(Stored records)
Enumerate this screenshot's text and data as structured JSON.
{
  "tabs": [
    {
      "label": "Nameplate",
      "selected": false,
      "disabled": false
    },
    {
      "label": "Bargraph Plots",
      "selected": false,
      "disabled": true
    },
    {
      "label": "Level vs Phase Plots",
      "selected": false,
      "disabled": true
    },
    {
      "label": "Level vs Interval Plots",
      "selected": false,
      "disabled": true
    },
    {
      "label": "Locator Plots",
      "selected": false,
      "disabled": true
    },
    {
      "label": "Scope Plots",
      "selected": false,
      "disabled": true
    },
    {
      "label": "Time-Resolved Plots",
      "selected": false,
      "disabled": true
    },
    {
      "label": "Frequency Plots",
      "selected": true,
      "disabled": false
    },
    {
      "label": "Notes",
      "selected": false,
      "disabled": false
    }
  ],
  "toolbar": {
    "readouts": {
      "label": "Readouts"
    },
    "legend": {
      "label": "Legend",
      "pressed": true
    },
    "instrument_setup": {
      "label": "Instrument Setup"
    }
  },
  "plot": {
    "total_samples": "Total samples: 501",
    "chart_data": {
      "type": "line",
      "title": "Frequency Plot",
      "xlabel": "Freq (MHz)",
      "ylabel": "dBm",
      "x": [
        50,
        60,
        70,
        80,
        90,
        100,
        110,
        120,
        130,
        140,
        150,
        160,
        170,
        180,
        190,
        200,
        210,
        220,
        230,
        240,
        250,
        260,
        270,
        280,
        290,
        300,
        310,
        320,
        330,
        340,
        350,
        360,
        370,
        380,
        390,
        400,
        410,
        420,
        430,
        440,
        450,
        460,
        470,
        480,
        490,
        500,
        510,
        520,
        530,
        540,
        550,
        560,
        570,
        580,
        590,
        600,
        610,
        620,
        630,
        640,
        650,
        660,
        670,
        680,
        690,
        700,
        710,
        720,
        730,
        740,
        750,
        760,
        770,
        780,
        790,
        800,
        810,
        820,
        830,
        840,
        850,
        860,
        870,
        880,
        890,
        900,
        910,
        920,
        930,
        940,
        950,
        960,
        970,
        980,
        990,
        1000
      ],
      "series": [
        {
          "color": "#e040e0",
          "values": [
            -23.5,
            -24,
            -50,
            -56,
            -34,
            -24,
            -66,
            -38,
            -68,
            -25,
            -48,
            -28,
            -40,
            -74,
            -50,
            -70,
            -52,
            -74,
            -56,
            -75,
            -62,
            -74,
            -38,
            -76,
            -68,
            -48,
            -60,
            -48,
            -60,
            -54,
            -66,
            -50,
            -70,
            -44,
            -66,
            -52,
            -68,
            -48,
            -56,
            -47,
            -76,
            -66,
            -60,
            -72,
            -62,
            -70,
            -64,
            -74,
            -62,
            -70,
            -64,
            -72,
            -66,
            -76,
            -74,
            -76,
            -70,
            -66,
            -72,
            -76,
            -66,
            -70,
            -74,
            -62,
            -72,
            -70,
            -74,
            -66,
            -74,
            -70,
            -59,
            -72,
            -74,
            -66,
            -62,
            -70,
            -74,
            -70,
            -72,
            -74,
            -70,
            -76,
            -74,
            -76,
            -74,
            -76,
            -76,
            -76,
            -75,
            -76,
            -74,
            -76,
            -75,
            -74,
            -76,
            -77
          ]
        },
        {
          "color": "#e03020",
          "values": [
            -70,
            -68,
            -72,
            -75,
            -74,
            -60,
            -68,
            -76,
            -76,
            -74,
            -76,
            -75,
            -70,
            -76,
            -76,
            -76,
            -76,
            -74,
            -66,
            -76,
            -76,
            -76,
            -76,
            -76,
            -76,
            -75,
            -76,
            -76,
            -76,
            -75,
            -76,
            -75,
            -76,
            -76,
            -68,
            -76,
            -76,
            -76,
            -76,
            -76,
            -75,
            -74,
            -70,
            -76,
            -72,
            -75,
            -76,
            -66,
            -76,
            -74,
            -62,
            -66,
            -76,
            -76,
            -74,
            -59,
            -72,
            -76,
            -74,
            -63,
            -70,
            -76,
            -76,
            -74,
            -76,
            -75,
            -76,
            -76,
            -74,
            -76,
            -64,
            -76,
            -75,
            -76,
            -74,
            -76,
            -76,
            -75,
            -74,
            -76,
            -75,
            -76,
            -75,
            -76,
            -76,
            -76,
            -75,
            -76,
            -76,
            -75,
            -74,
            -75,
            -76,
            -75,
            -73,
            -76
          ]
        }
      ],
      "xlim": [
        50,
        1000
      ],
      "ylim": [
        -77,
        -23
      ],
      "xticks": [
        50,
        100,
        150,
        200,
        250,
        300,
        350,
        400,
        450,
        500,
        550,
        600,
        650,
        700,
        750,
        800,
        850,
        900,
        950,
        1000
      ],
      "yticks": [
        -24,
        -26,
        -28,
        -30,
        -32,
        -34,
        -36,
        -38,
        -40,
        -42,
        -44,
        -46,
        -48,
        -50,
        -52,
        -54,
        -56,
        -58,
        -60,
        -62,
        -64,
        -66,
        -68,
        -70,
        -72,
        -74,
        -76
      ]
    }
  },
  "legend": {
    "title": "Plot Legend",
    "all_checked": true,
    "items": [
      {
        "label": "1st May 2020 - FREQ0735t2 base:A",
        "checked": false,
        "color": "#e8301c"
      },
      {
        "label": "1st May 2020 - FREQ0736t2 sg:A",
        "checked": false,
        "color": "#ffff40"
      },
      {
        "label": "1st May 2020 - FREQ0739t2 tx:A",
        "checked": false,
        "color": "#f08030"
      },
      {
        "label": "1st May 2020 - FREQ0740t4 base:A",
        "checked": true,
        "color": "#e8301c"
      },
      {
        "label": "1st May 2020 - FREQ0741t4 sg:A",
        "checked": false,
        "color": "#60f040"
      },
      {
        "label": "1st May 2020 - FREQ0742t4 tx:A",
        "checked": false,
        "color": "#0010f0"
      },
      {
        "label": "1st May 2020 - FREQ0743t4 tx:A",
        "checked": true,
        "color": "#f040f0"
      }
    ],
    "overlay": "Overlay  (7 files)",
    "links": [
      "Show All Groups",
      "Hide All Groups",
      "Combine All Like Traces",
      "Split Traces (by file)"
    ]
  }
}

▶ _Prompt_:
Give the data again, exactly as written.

▶ _Answer box_:
Enumerate this screenshot's text and data as structured JSON.
{
  "tabs": [
    {
      "label": "Nameplate",
      "selected": false,
      "disabled": false
    },
    {
      "label": "Bargraph Plots",
      "selected": false,
      "disabled": true
    },
    {
      "label": "Level vs Phase Plots",
      "selected": false,
      "disabled": true
    },
    {
      "label": "Level vs Interval Plots",
      "selected": false,
      "disabled": true
    },
    {
      "label": "Locator Plots",
      "selected": false,
      "disabled": true
    },
    {
      "label": "Scope Plots",
      "selected": false,
      "disabled": true
    },
    {
      "label": "Time-Resolved Plots",
      "selected": false,
      "disabled": true
    },
    {
      "label": "Frequency Plots",
      "selected": true,
      "disabled": false
    },
    {
      "label": "Notes",
      "selected": false,
      "disabled": false
    }
  ],
  "toolbar": {
    "readouts": {
      "label": "Readouts"
    },
    "legend": {
      "label": "Legend",
      "pressed": true
    },
    "instrument_setup": {
      "label": "Instrument Setup"
    }
  },
  "plot": {
    "total_samples": "Total samples: 501",
    "chart_data": {
      "type": "line",
      "title": "Frequency Plot",
      "xlabel": "Freq (MHz)",
      "ylabel": "dBm",
      "x": [
        50,
        60,
        70,
        80,
        90,
        100,
        110,
        120,
        130,
        140,
        150,
        160,
        170,
        180,
        190,
        200,
        210,
        220,
        230,
        240,
        250,
        260,
        270,
        280,
        290,
        300,
        310,
        320,
        330,
        340,
        350,
        360,
        370,
        380,
        390,
        400,
        410,
        420,
        430,
        440,
        450,
        460,
        470,
        480,
        490,
        500,
        510,
        520,
        530,
        540,
        550,
        560,
        570,
        580,
        590,
        600,
        610,
        620,
        630,
        640,
        650,
        660,
        670,
        680,
        690,
        700,
        710,
        720,
        730,
        740,
        750,
        760,
        770,
        780,
        790,
        800,
        810,
        820,
        830,
        840,
        850,
        860,
        870,
        880,
        890,
        900,
        910,
        920,
        930,
        940,
        950,
        960,
        970,
        980,
        990,
        1000
      ],
      "series": [
        {
          "color": "#e040e0",
          "values": [
            -23.5,
            -24,
            -50,
            -56,
            -34,
            -24,
            -66,
            -38,
            -68,
            -25,
            -48,
            -28,
            -40,
            -74,
            -50,
            -70,
            -52,
            -74,
            -56,
            -75,
            -62,
            -74,
            -38,
            -76,
            -68,
            -48,
            -60,
            -48,
            -60,
            -54,
            -66,
            -50,
            -70,
            -44,
            -66,
            -52,
            -68,
            -48,
            -56,
            -47,
            -76,
            -66,
            -60,
            -72,
            -62,
            -70,
            -64,
            -74,
            -62,
            -70,
            -64,
            -72,
            -66,
            -76,
            -74,
            -76,
            -70,
            -66,
            -72,
            -76,
            -66,
            -70,
            -74,
            -62,
            -72,
            -70,
            -74,
            -66,
            -74,
            -70,
            -59,
            -72,
            -74,
            -66,
            -62,
            -70,
            -74,
            -70,
            -72,
            -74,
            -70,
            -76,
            -74,
            -76,
            -74,
            -76,
            -76,
            -76,
            -75,
            -76,
            -74,
            -76,
            -75,
            -74,
            -76,
            -77
          ]
        },
        {
          "color": "#e03020",
          "values": [
            -70,
            -68,
            -72,
            -75,
            -74,
            -60,
            -68,
            -76,
            -76,
            -74,
            -76,
            -75,
            -70,
            -76,
            -76,
            -76,
            -76,
            -74,
            -66,
            -76,
            -76,
            -76,
            -76,
            -76,
            -76,
            -75,
            -76,
            -76,
            -76,
            -75,
            -76,
            -75,
            -76,
            -76,
            -68,
            -76,
            -76,
            -76,
            -76,
            -76,
            -75,
            -74,
            -70,
            -76,
            -72,
            -75,
            -76,
            -66,
            -76,
            -74,
            -62,
            -66,
            -76,
            -76,
            -74,
            -59,
            -72,
            -76,
            -74,
            -63,
            -70,
            -76,
            -76,
            -74,
            -76,
            -75,
            -76,
            -76,
            -74,
            -76,
            -64,
            -76,
            -75,
            -76,
            -74,
            -76,
            -76,
            -75,
            -74,
            -76,
            -75,
            -76,
            -75,
            -76,
            -76,
            -76,
            -75,
            -76,
            -76,
            -75,
            -74,
            -75,
            -76,
            -75,
            -73,
            -76
          ]
        }
      ],
      "xlim": [
        50,
        1000
      ],
      "ylim": [
        -77,
        -23
      ],
      "xticks": [
        50,
        100,
        150,
        200,
        250,
        300,
        350,
        400,
        450,
        500,
        550,
        600,
        650,
        700,
        750,
        800,
        850,
        900,
        950,
        1000
      ],
      "yticks": [
        -24,
        -26,
        -28,
        -30,
        -32,
        -34,
        -36,
        -38,
        -40,
        -42,
        -44,
        -46,
        -48,
        -50,
        -52,
        -54,
        -56,
        -58,
        -60,
        -62,
        -64,
        -66,
        -68,
        -70,
        -72,
        -74,
        -76
      ]
    }
  },
  "legend": {
    "title": "Plot Legend",
    "all_checked": true,
    "items": [
      {
        "label": "1st May 2020 - FREQ0735t2 base:A",
        "checked": false,
        "color": "#e8301c"
      },
      {
        "label": "1st May 2020 - FREQ0736t2 sg:A",
        "checked": false,
        "color": "#ffff40"
      },
      {
        "label": "1st May 2020 - FREQ0739t2 tx:A",
        "checked": false,
        "color": "#f08030"
      },
      {
        "label": "1st May 2020 - FREQ0740t4 base:A",
        "checked": true,
        "color": "#e8301c"
      },
      {
        "label": "1st May 2020 - FREQ0741t4 sg:A",
        "checked": false,
        "color": "#60f040"
      },
      {
        "label": "1st May 2020 - FREQ0742t4 tx:A",
        "checked": false,
        "color": "#0010f0"
      },
      {
        "label": "1st May 2020 - FREQ0743t4 tx:A",
        "checked": true,
        "color": "#f040f0"
      }
    ],
    "overlay": "Overlay  (7 files)",
    "links": [
      "Show All Groups",
      "Hide All Groups",
      "Combine All Like Traces",
      "Split Traces (by file)"
    ]
  }
}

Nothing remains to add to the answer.